Extracted data Start Marker

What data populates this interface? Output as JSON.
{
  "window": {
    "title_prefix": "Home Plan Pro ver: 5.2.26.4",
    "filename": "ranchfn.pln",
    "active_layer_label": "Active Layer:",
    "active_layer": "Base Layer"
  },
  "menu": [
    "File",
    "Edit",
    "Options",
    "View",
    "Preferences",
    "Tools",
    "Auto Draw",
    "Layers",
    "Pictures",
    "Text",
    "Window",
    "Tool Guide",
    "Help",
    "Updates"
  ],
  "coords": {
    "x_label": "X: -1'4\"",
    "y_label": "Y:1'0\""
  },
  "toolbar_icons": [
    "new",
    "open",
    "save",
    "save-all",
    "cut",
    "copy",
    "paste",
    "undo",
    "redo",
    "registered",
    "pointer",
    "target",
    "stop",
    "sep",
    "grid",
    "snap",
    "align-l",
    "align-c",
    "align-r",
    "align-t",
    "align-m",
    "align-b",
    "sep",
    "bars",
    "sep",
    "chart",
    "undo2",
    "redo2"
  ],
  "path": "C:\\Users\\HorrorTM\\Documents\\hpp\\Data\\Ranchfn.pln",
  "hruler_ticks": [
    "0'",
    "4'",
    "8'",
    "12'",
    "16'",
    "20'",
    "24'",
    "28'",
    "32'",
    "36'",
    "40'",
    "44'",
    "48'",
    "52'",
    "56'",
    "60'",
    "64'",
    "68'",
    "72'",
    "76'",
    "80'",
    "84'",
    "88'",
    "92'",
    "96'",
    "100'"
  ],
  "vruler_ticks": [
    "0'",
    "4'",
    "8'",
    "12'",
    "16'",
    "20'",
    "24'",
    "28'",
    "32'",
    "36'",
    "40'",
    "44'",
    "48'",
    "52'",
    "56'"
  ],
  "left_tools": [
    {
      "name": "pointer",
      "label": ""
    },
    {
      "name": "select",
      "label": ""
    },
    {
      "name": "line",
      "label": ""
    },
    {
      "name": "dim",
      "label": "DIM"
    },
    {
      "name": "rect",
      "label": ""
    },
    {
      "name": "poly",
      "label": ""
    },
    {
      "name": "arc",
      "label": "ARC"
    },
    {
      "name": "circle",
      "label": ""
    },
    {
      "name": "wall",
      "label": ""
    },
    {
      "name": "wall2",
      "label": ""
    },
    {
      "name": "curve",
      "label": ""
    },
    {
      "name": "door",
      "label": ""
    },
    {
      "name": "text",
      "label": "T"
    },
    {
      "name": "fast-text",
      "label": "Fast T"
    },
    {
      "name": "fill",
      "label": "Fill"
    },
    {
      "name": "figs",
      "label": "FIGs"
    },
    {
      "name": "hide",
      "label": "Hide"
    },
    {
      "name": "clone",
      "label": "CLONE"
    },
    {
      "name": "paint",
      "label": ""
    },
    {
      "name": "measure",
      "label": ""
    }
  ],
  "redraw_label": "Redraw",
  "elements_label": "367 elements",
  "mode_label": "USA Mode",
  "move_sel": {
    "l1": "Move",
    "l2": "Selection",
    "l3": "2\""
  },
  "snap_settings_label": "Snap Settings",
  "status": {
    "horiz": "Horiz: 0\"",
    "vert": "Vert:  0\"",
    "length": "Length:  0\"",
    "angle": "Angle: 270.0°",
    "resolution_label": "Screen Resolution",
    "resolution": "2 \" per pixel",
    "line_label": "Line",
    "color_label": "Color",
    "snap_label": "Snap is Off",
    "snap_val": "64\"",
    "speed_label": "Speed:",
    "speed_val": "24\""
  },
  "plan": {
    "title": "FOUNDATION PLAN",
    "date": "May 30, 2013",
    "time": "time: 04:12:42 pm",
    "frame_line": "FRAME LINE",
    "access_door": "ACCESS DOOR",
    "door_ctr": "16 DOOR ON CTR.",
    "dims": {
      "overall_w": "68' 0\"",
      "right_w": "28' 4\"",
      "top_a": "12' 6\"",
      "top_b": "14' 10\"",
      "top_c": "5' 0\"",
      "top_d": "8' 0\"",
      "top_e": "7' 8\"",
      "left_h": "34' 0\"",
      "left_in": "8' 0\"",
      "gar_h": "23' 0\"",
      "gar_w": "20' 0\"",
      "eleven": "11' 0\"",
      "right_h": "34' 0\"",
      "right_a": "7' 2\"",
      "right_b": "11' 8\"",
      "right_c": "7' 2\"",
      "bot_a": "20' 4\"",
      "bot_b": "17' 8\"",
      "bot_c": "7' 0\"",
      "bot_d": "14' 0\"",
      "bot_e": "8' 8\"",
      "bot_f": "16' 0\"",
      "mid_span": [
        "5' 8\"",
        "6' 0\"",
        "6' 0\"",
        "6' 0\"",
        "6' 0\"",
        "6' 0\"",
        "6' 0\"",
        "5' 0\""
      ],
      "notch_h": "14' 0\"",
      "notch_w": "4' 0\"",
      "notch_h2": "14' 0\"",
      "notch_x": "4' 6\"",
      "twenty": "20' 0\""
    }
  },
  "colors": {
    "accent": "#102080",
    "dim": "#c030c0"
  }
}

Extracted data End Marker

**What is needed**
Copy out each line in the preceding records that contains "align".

**Written answer**
    "align-l",
    "align-c",
    "align-r",
    "align-t",
    "align-m",
    "align-b",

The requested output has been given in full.